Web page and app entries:
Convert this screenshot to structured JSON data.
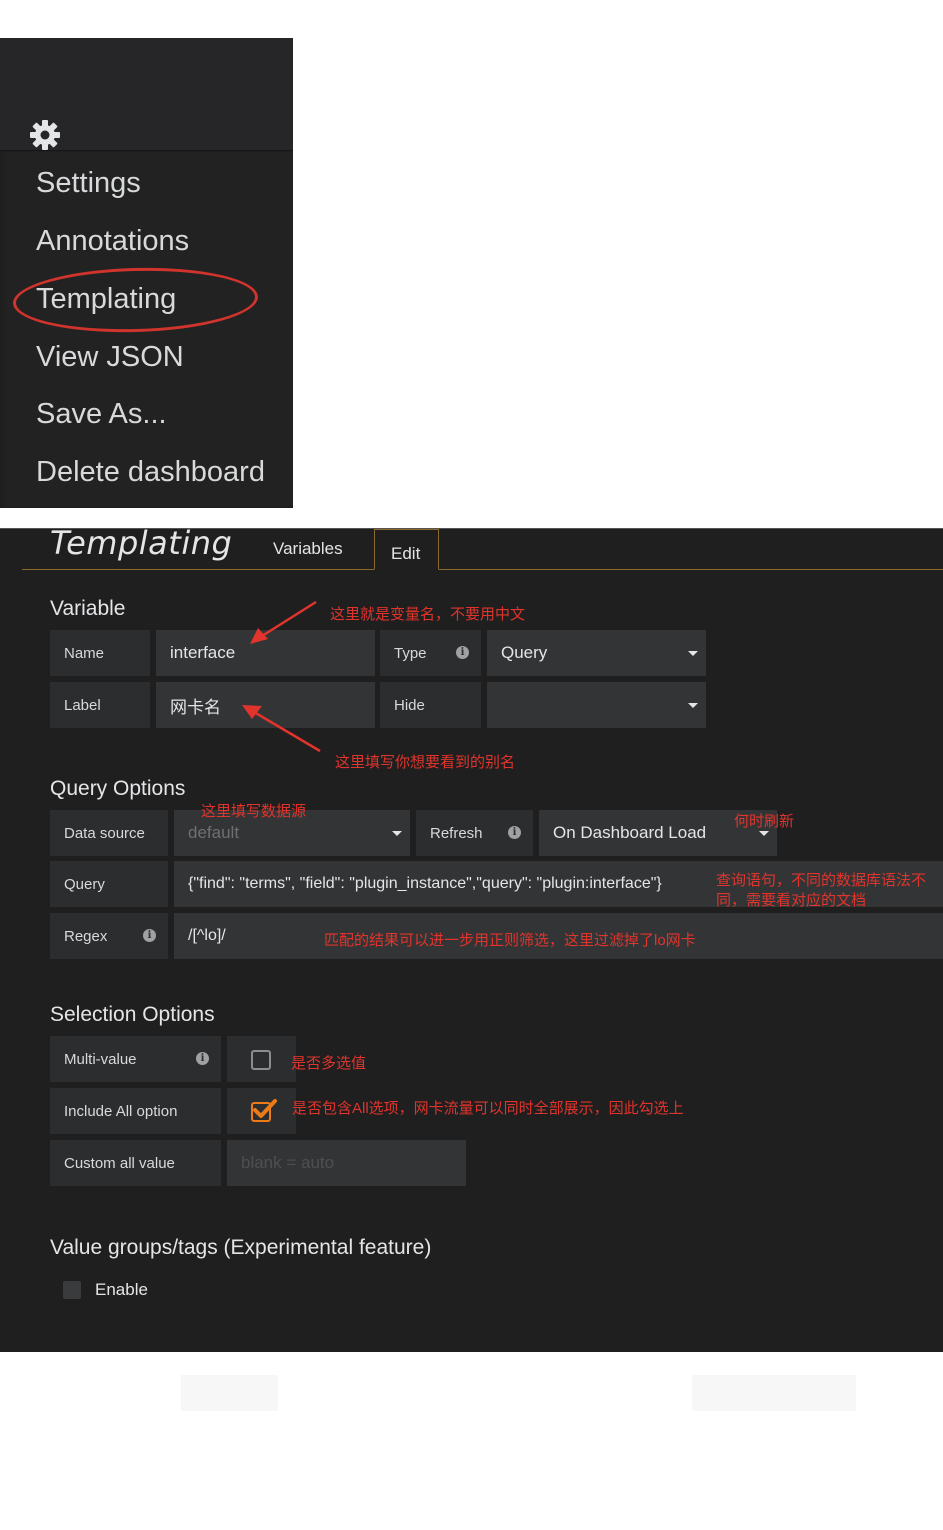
{
  "menu": {
    "items": [
      "Settings",
      "Annotations",
      "Templating",
      "View JSON",
      "Save As...",
      "Delete dashboard"
    ]
  },
  "panel": {
    "title": "Templating",
    "tabs": {
      "variables": "Variables",
      "edit": "Edit"
    },
    "variable": {
      "section_title": "Variable",
      "name_label": "Name",
      "name_value": "interface",
      "type_label": "Type",
      "type_value": "Query",
      "label_label": "Label",
      "label_value": "网卡名",
      "hide_label": "Hide",
      "hide_value": ""
    },
    "query_options": {
      "section_title": "Query Options",
      "datasource_label": "Data source",
      "datasource_value": "default",
      "refresh_label": "Refresh",
      "refresh_value": "On Dashboard Load",
      "query_label": "Query",
      "query_value": "{\"find\": \"terms\", \"field\": \"plugin_instance\",\"query\": \"plugin:interface\"}",
      "regex_label": "Regex",
      "regex_value": "/[^lo]/"
    },
    "selection_options": {
      "section_title": "Selection Options",
      "multi_label": "Multi-value",
      "multi_checked": false,
      "include_all_label": "Include All option",
      "include_all_checked": true,
      "custom_all_label": "Custom all value",
      "custom_all_placeholder": "blank = auto"
    },
    "value_groups": {
      "section_title": "Value groups/tags (Experimental feature)",
      "enable_label": "Enable"
    }
  },
  "annotations": {
    "name_note": "这里就是变量名，不要用中文",
    "label_note": "这里填写你想要看到的别名",
    "datasource_note": "这里填写数据源",
    "refresh_note": "何时刷新",
    "query_note_1": "查询语句，不同的数据库语法不",
    "query_note_2": "同，需要看对应的文档",
    "regex_note": "匹配的结果可以进一步用正则筛选，这里过滤掉了lo网卡",
    "multi_note": "是否多选值",
    "include_all_note": "是否包含All选项，网卡流量可以同时全部展示，因此勾选上"
  },
  "colors": {
    "annotation_red": "#e0342c",
    "accent_orange": "#eb7b18",
    "panel_bg": "#1f1f20"
  }
}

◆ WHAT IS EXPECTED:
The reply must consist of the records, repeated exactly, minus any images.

◆ TASK SOLUTION:
Convert this screenshot to structured JSON data.
{
  "menu": {
    "items": [
      "Settings",
      "Annotations",
      "Templating",
      "View JSON",
      "Save As...",
      "Delete dashboard"
    ]
  },
  "panel": {
    "title": "Templating",
    "tabs": {
      "variables": "Variables",
      "edit": "Edit"
    },
    "variable": {
      "section_title": "Variable",
      "name_label": "Name",
      "name_value": "interface",
      "type_label": "Type",
      "type_value": "Query",
      "label_label": "Label",
      "label_value": "网卡名",
      "hide_label": "Hide",
      "hide_value": ""
    },
    "query_options": {
      "section_title": "Query Options",
      "datasource_label": "Data source",
      "datasource_value": "default",
      "refresh_label": "Refresh",
      "refresh_value": "On Dashboard Load",
      "query_label": "Query",
      "query_value": "{\"find\": \"terms\", \"field\": \"plugin_instance\",\"query\": \"plugin:interface\"}",
      "regex_label": "Regex",
      "regex_value": "/[^lo]/"
    },
    "selection_options": {
      "section_title": "Selection Options",
      "multi_label": "Multi-value",
      "multi_checked": false,
      "include_all_label": "Include All option",
      "include_all_checked": true,
      "custom_all_label": "Custom all value",
      "custom_all_placeholder": "blank = auto"
    },
    "value_groups": {
      "section_title": "Value groups/tags (Experimental feature)",
      "enable_label": "Enable"
    }
  },
  "annotations": {
    "name_note": "这里就是变量名，不要用中文",
    "label_note": "这里填写你想要看到的别名",
    "datasource_note": "这里填写数据源",
    "refresh_note": "何时刷新",
    "query_note_1": "查询语句，不同的数据库语法不",
    "query_note_2": "同，需要看对应的文档",
    "regex_note": "匹配的结果可以进一步用正则筛选，这里过滤掉了lo网卡",
    "multi_note": "是否多选值",
    "include_all_note": "是否包含All选项，网卡流量可以同时全部展示，因此勾选上"
  },
  "colors": {
    "annotation_red": "#e0342c",
    "accent_orange": "#eb7b18",
    "panel_bg": "#1f1f20"
  }
}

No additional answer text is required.